If you think the garage across the street is your biggest competitor, think again.
Your biggest threat may not be another parking facility at all. In the digital age, “location, location, location” isn’t what it used to be. Here is ParkingExec’s prediction about the 7 biggest trends threatening your business today.
7. Zipcar is taking 1 million cars off the road after a $500 million acquisition by Avis
Zipcar’s website states, “Save paradise, and tear down that parking lot.” With over 800,000 members, Zipcar has become a household name and was recently acquired by Avis for $500 million. They’re taking cars off the road by enabling consumers to share cars and park in pre-paid Zipcar-friendly spots. Hello Zipcar. Goodbye monthly parking. Aside from the select lots that park Zipcar’s fleet of 10,000 cars, everyone else in parking loses.
6. Americans are driving 1,200 fewer miles each year
Americans aren’t buying cars, and even those with access to cars are choosing not to drive. According to The Atlantic, declining car ownership among young adults is a result of changing values and lifestyles, not simply a side effect of the recent economic recession. If trends continue, this poses questions for our industry’s ability to attract new customers.
5. The fastest-growing mode of transportation, bike sharing, is stealing our customers
Bike sharing has launched in 9 major US cities, and if it hasn’t reached yours yet, it will soon.
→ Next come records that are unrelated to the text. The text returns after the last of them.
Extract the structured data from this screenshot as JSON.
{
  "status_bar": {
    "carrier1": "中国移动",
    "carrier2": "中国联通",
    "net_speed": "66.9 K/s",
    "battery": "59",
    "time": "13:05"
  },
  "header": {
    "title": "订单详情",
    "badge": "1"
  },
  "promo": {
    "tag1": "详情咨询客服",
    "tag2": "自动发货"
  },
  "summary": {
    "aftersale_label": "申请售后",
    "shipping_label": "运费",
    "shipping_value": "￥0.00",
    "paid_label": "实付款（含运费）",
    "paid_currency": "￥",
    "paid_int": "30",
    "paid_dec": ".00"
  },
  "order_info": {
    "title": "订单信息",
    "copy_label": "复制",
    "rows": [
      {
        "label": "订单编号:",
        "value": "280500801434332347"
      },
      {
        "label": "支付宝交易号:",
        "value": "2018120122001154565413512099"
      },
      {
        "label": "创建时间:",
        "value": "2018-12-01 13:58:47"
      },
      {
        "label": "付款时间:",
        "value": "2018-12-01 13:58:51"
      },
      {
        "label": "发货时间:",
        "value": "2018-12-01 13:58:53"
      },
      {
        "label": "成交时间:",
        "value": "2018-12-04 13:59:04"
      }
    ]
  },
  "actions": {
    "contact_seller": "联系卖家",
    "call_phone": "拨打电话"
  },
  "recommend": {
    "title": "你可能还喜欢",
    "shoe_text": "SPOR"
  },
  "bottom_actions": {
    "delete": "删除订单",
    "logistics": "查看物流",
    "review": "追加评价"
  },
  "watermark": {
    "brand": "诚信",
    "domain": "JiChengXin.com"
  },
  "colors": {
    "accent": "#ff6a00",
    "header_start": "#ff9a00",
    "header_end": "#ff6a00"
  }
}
It’s so big that Citigroup spent $41 million to be the lead sponsor of New York City’s bike sharing program, Citibike. This healthy, cheap, and flexible mode of transportation is making city-dwellers think twice about driving a car, especially when parking their bike is free. How can operators combat bike sharing? Perhaps offering a way to park that’s as easy and convenient as sharing a bike.
4. Public transportation use is at its highest ever, because apps have made it so easy
From 1995 to 2013, public transportation use rose 37% in the USA. Mobile apps, from HopStop to regional transit apps, have made planning and paying for public transit easier than ever. Most cities have at least one app that makes public transportation more convenient and predictable for riders, encouraging more people to opt out of driving, and parking. Maybe parking operators need to get on the mobile app bandwagon next?
3. FlightCar raised $13.5 million to attack airport parking operators
Let’s face it, competing with free parking is tough. Competing with parking that pays drivers to park may be nearly impossible. FlightCar’s mission is to turn the tables on the parking industry by paying people to park their cars. They raised $13.5 million (from the folks who backed Facebook) to enable drivers to park at the airport, rent out their unused car, and earn cash while traveling. While FlightCar still operates on a limited basis in just five cities, what happens when they raise more money and expand to an airport near you?
2. Valet apps are investing over $12 million to proclaim “Parking Sucks”
Valet parking apps allow drivers to request a valet to pick up their car from any location, park it, and return it later, all with a few taps on a smartphone. While these apps are young (most popping up in the last two years), the industry has already raised over $12.5 Million in venture capital. They claim “parking sucks” and are trying to circumvent traditional operators.
For an overview of the on-demand valet industry, read our analysis and company-by-company overview.
1. One company, started just 5 years ago, is worth as much as the entire off-street parking industry in the USA
Uber, along with Lyft, SideCar and other ride sharing apps, provides an attractive alternative to parking in 100+ cities around the world. Citizens are fighting their government representatives to advocate for Uber. Millennials are Uber-ing as an alternative to car ownership. When a private driver is available with one tap of a smartphone for a fraction of the price of parking, we have to ask ourselves, “is that why we’re not filling more parking spots?”
Forbes predicts that ride sharing will not only convince people to skip out on driving and parking on one-time occasions, but it also will convince them not to buy cars in the first place. When consumers choose ride sharing apps, it is often in place of a taxi, but always instead of parking.
How do parking professionals fend off these threats?
Well, perhaps we need a heroic parking app that makes parking just as convenient as hailing a ride.